AIM OF THE TASK: Go through the listing below and list every line with "flavors".

THE RECORDS:
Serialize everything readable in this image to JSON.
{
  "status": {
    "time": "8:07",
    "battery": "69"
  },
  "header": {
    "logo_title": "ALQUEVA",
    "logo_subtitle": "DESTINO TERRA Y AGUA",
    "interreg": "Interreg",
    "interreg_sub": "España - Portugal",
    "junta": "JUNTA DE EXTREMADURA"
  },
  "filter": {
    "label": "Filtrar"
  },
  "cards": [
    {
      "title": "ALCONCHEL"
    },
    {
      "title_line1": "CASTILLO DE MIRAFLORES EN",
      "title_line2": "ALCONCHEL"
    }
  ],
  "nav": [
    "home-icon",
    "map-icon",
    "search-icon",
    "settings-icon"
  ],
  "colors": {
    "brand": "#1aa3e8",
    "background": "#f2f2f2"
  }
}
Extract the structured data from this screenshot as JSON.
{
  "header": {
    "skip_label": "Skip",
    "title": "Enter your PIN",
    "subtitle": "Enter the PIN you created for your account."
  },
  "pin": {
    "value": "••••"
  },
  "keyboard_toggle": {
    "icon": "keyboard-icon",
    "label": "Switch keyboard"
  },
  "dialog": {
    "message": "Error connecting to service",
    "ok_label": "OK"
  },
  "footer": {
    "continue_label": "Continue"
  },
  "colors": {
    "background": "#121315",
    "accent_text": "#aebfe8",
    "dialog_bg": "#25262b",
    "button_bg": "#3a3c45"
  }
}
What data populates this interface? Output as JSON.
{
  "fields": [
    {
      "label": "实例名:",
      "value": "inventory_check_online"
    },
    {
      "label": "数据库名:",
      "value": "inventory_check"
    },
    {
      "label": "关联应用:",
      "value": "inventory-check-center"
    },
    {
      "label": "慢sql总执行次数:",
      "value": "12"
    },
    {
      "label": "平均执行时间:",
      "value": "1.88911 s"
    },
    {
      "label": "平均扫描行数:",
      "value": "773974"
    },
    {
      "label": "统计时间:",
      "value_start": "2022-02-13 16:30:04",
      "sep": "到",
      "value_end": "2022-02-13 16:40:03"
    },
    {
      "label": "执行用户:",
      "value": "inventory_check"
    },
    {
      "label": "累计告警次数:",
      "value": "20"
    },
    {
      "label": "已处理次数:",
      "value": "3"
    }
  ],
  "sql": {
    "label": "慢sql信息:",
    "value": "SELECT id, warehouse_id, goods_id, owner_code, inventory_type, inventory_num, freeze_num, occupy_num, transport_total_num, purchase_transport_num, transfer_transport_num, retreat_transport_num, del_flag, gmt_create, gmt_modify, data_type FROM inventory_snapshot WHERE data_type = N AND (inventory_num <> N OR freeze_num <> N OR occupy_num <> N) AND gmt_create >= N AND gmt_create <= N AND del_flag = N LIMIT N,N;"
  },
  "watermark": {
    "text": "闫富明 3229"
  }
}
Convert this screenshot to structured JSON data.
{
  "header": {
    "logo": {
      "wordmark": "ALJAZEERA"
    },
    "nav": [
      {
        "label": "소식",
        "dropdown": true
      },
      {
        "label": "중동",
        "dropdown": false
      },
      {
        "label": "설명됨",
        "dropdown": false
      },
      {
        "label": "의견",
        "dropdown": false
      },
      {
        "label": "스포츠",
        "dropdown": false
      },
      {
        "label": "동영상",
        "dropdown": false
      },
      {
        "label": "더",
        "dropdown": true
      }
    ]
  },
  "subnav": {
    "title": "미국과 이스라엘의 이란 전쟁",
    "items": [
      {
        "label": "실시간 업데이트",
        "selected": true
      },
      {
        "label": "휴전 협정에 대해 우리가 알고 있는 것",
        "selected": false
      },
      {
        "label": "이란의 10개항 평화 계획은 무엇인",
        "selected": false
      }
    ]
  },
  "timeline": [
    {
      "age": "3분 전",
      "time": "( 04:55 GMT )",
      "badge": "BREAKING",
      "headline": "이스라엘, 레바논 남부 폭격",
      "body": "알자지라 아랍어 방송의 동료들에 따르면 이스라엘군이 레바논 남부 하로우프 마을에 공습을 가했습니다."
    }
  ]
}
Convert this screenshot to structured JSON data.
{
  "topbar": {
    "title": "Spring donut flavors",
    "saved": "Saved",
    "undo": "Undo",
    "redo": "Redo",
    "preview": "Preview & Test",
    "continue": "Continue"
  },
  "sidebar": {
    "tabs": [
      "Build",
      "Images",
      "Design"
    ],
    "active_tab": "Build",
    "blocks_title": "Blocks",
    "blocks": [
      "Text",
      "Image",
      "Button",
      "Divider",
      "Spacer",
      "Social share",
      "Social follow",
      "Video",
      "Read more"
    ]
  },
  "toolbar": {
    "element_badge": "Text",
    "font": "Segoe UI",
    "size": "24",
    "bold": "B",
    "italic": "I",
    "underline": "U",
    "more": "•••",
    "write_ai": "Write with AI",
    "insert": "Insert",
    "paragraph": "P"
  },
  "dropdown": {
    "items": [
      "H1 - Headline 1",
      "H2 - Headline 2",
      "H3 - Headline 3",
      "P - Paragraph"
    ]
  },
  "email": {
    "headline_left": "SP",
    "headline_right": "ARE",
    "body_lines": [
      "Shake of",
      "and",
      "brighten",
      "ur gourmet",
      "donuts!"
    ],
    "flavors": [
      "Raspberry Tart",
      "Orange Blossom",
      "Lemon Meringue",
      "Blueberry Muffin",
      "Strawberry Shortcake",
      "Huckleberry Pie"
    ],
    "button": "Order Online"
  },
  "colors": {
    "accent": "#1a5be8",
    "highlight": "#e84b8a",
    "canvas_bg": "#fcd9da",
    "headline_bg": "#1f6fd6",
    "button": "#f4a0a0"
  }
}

SOLUTION:
    "title": "Spring donut flavors",
    "flavors": [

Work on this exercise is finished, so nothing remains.